There’s a lot of vested in­ter­est at Bree Street rank

The Star Early Edition - - OPINION & ANALYSIS -

EEP calm and be kwaal-free. That’s the ad­vice on a sticker on the back of a taxi head­ing out of the Bree Street rank down over Nel­son Man­dela bridge and on to­wards the M1 South. It’s en route to Soweto, hus­tling on the high­way along­side other driv­ers packed full for Chi­awelo, Mapetla, Naledi, Pimville, Protea Glen, Protea North, Se­naoane, Dube, Nance­field, Phe­feni and Rockville.

Other minibuses out of the rank rum­ble east down Bree to Jules Street and Yeoville; oth­ers, north to Rand­burg, Fair­land and Grey­mont. It’s a re­lent­less turnover of rain­coats and um­brel­las in the queues. Bleak out­side un­der an op­pres­sive over­hang of week-long cloud, it’s gloom inside un­der the dim light­ing shin­ing off the greasy pud­dles of rain. The smell of urine clob­bers your senses. The steps are slip­pery.

But it’s busy as ever yes­ter­day, the day after the United Taxi As­so­ci­a­tion Front staged a wild­cat strike over per­mits – the leg­endary kwaal stick­ers,

Kde­scrib­ing the crush­ing of the spirit, all over its lever­age. There was a dif­fer­ent mood on Mon­day. Around the cor­ner of the rank in Gwigwi Mr­webi Street – named for the big 1960s kwela star – rene­gade driv­ers had slapped out hunks of meat on a braai the size of a shack.

Shel­tered un­der tent­ing in the driz­zle, their spot dou­bles up as park­ing and a car­wash. But there was no driv­ing out of there that af­ter­noon. They’d tum­bled out of the lot and into the street, some wav­ing beers at pass­ing traf­fic, some wav­ing car parts.

The of­fi­cial ver­sion was that the strike was unan­nounced, but the traders who pay about R300 a month to run their ta­bles inside the rank say they didn’t show up on Mon­day. They’d been told to stay away. By yes­ter­day, they were back with their polony and white bread sand­wiches and scones sweat­ing in plas­tic bags. The gold ex­change was open, and Doc­tor Shoe­maker was tak­ing out his spin­ning wheels and dusty files.
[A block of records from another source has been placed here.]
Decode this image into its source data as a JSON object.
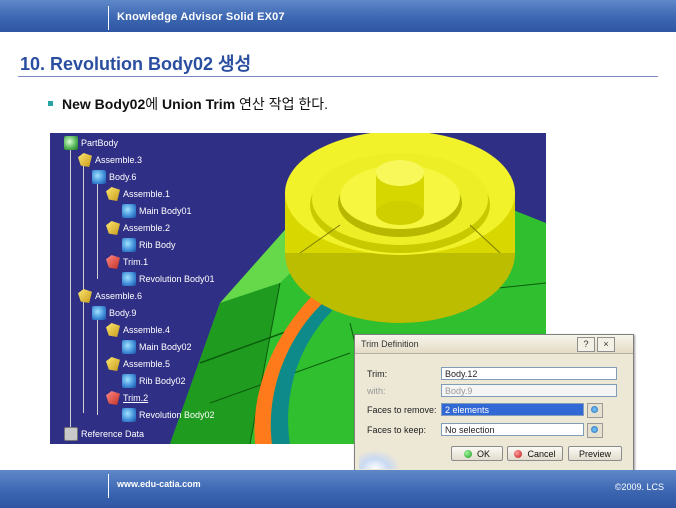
{
  "header": {
    "title": "Knowledge Advisor Solid  EX07"
  },
  "page": {
    "title": "10. Revolution Body02 생성",
    "bullet_bold": "New Body02",
    "bullet_mid": "에 ",
    "bullet_bold2": "Union Trim",
    "bullet_end": " 연산 작업 한다."
  },
  "tree": {
    "items": [
      {
        "label": "PartBody",
        "icon": "part-icon"
      },
      {
        "label": "Assemble.3",
        "icon": "assemble-icon"
      },
      {
        "label": "Body.6",
        "icon": "body-icon"
      },
      {
        "label": "Assemble.1",
        "icon": "assemble-icon"
      },
      {
        "label": "Main Body01",
        "icon": "body-icon"
      },
      {
        "label": "Assemble.2",
        "icon": "assemble-icon"
      },
      {
        "label": "Rib Body",
        "icon": "body-icon"
      },
      {
        "label": "Trim.1",
        "icon": "trim-icon"
      },
      {
        "label": "Revolution Body01",
        "icon": "body-icon"
      },
      {
        "label": "Assemble.6",
        "icon": "assemble-icon"
      },
      {
        "label": "Body.9",
        "icon": "body-icon"
      },
      {
        "label": "Assemble.4",
        "icon": "assemble-icon"
      },
      {
        "label": "Main Body02",
        "icon": "body-icon"
      },
      {
        "label": "Assemble.5",
        "icon": "assemble-icon"
      },
      {
        "label": "Rib Body02",
        "icon": "body-icon"
      },
      {
        "label": "Trim.2",
        "icon": "trim-icon"
      },
      {
        "label": "Revolution Body02",
        "icon": "body-icon"
      },
      {
        "label": "Reference Data",
        "icon": "reference-icon"
      }
    ]
  },
  "dialog": {
    "title": "Trim Definition",
    "help": "?",
    "close": "×",
    "trim_label": "Trim:",
    "trim_value": "Body.12",
    "with_label": "with:",
    "with_value": "Body.9",
    "remove_label": "Faces to remove:",
    "remove_value": "2 elements",
    "keep_label": "Faces to keep:",
    "keep_value": "No selection",
    "ok": "OK",
    "cancel": "Cancel",
    "preview": "Preview"
  },
  "footer": {
    "site": "www.edu-catia.com",
    "copyright": "©2009. LCS"
  },
  "colors": {
    "header": "#3d67b2",
    "title": "#2a4fa0",
    "viewport": "#2f2f86",
    "bullet": "#2aa3a3"
  }
}
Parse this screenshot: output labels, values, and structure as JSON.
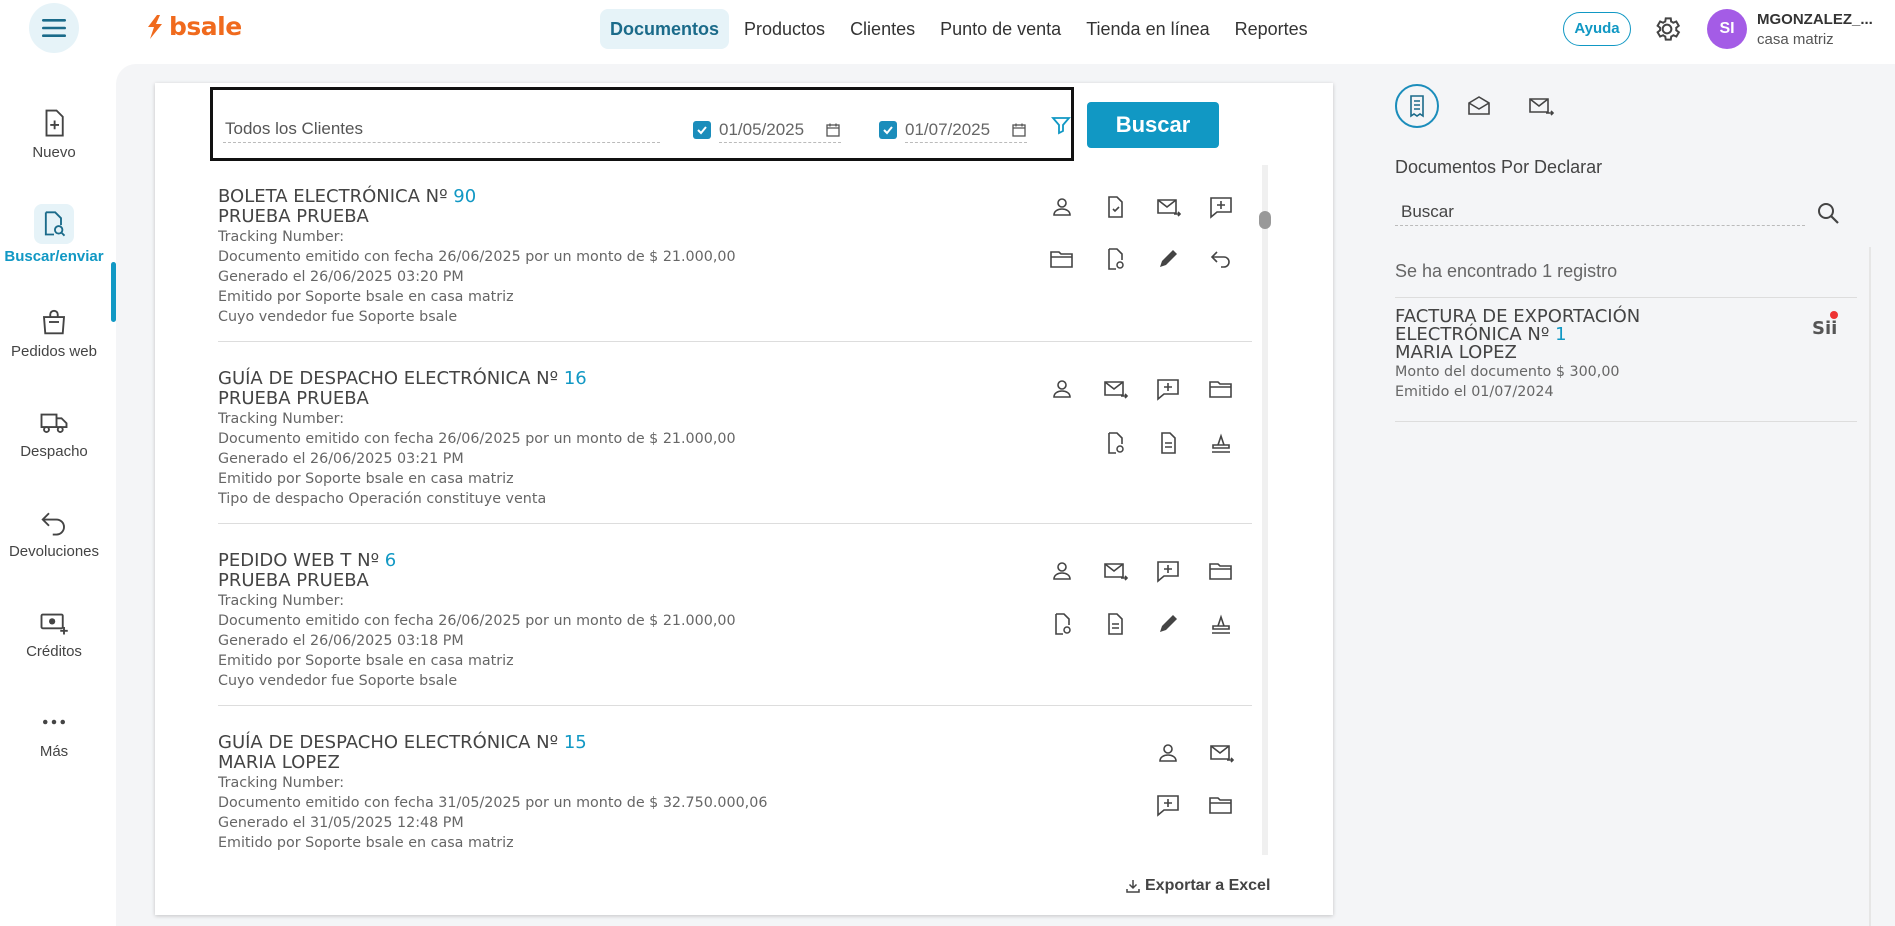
{
  "brand": {
    "logo_text": "bsale",
    "accent": "#1198c4",
    "logo_color": "#f06a1d"
  },
  "topnav": {
    "items": [
      {
        "label": "Documentos",
        "active": true
      },
      {
        "label": "Productos"
      },
      {
        "label": "Clientes"
      },
      {
        "label": "Punto de venta"
      },
      {
        "label": "Tienda en línea"
      },
      {
        "label": "Reportes"
      }
    ],
    "help_label": "Ayuda",
    "user": {
      "initials": "SI",
      "name": "MGONZALEZ_...",
      "branch": "casa matriz"
    }
  },
  "sidebar": {
    "items": [
      {
        "label": "Nuevo",
        "icon": "new-document-icon"
      },
      {
        "label": "Buscar/enviar",
        "icon": "search-document-icon",
        "active": true
      },
      {
        "label": "Pedidos web",
        "icon": "shopping-bag-icon"
      },
      {
        "label": "Despacho",
        "icon": "truck-icon"
      },
      {
        "label": "Devoluciones",
        "icon": "return-arrow-icon"
      },
      {
        "label": "Créditos",
        "icon": "money-icon"
      },
      {
        "label": "Más",
        "icon": "more-dots-icon"
      }
    ]
  },
  "filters": {
    "client_value": "Todos los Clientes",
    "date_from": "01/05/2025",
    "date_to": "01/07/2025",
    "search_label": "Buscar"
  },
  "documents": [
    {
      "title": "BOLETA ELECTRÓNICA Nº ",
      "number": "90",
      "client": "PRUEBA PRUEBA",
      "lines": [
        "Tracking Number:",
        "Documento emitido con fecha 26/06/2025 por un monto de $ 21.000,00",
        "Generado el 26/06/2025 03:20 PM",
        "Emitido por Soporte bsale en casa matriz",
        "Cuyo vendedor fue Soporte bsale"
      ]
    },
    {
      "title": "GUÍA DE DESPACHO ELECTRÓNICA Nº ",
      "number": "16",
      "client": "PRUEBA PRUEBA",
      "lines": [
        "Tracking Number:",
        "Documento emitido con fecha 26/06/2025 por un monto de $ 21.000,00",
        "Generado el 26/06/2025 03:21 PM",
        "Emitido por Soporte bsale en casa matriz",
        "Tipo de despacho Operación constituye venta"
      ]
    },
    {
      "title": "PEDIDO WEB T Nº ",
      "number": "6",
      "client": "PRUEBA PRUEBA",
      "lines": [
        "Tracking Number:",
        "Documento emitido con fecha 26/06/2025 por un monto de $ 21.000,00",
        "Generado el 26/06/2025 03:18 PM",
        "Emitido por Soporte bsale en casa matriz",
        "Cuyo vendedor fue Soporte bsale"
      ]
    },
    {
      "title": "GUÍA DE DESPACHO ELECTRÓNICA Nº ",
      "number": "15",
      "client": "MARIA LOPEZ",
      "lines": [
        "Tracking Number:",
        "Documento emitido con fecha 31/05/2025 por un monto de $ 32.750.000,06",
        "Generado el 31/05/2025 12:48 PM",
        "Emitido por Soporte bsale en casa matriz"
      ]
    }
  ],
  "export_label": "Exportar a Excel",
  "right_panel": {
    "title": "Documentos Por Declarar",
    "search_value": "Buscar",
    "found_text": "Se ha encontrado 1 registro",
    "doc": {
      "title_line1": "FACTURA DE EXPORTACIÓN",
      "title_line2": "ELECTRÓNICA Nº ",
      "number": "1",
      "client": "MARIA LOPEZ",
      "amount": "Monto del documento $ 300,00",
      "issued": "Emitido el 01/07/2024",
      "badge": "Sii"
    }
  }
}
On Mon­day, the musk of gang­ster­ism was all over this space, while on the other side of the bridge, in Braam­fontein, feet padded the quiet car­pets of the board­room where the provin­cial port­fo­lio com­mit­tee on roads and trans­port meets.

This is one of those re­cur­ring nightmares for the city czars, who can’t overex­er­cise their in­flu­ence on the prov­ince. Only two-thirds of taxis in Gaut­eng are el­i­gi­ble for per­mits and a re­prieve from e-tolls, while the oth­ers are not. It isn’t a rare prob­lem and it has been around for a long time. But de­lays have punc­tu­ated the year with vi­o­lence, and Joburg, La­gos of the south, will al­ways feel that in its mar­row.

Even if the Noord Street rank is the busiest of the nine in the city it­self, and the one where the miniskirt be­came a po­lit­i­cal act, it’s Bree that al­ways seems to have the guts for a fight. It has the back­ing of the prof­itable route north, and it has the blood­ied his­tory of 2010 when it was in the van­guard of the vio- lent strike against Rea Vaya ahead of the World Cup. A man died dur­ing those clashes. Some com­muters still line up in rel­a­tive trep­i­da­tion there, day after day. Some say if you step out of line, you could get a warm klap. So it’s bet­ter that you don’t change your mind.

In Fe­bru­ary, some driv­ers of the Na­tional Taxi Al­liance strik­ing over e-toll ex­emp­tions did much the same there as they did on Mon­day: in­tim­i­dat­ing as they pa­trolled the area. Bul­ly­ing, and yank­ing peo­ple des­per­ate for a lift out of pri­vate cars. Bang­ing with fists and flat hands on the bon­nets of cars when there was no es­cape and threat­en­ing to set rush hour on fire.

The rank’s breezy free­dom ar­chi­tec­ture, with its grand col­lec­tion-bas­ket doors, took 10 years and R100 mil­lion to get go­ing, and it has been around for another dozen, serv­ing 200 000 daily.

But there’ll al­ways be a twist in that happy heart.

Bree’s business isn’t a game.

Newspapers in English

Newspapers from South Africa

© PressReader. All rights reserved.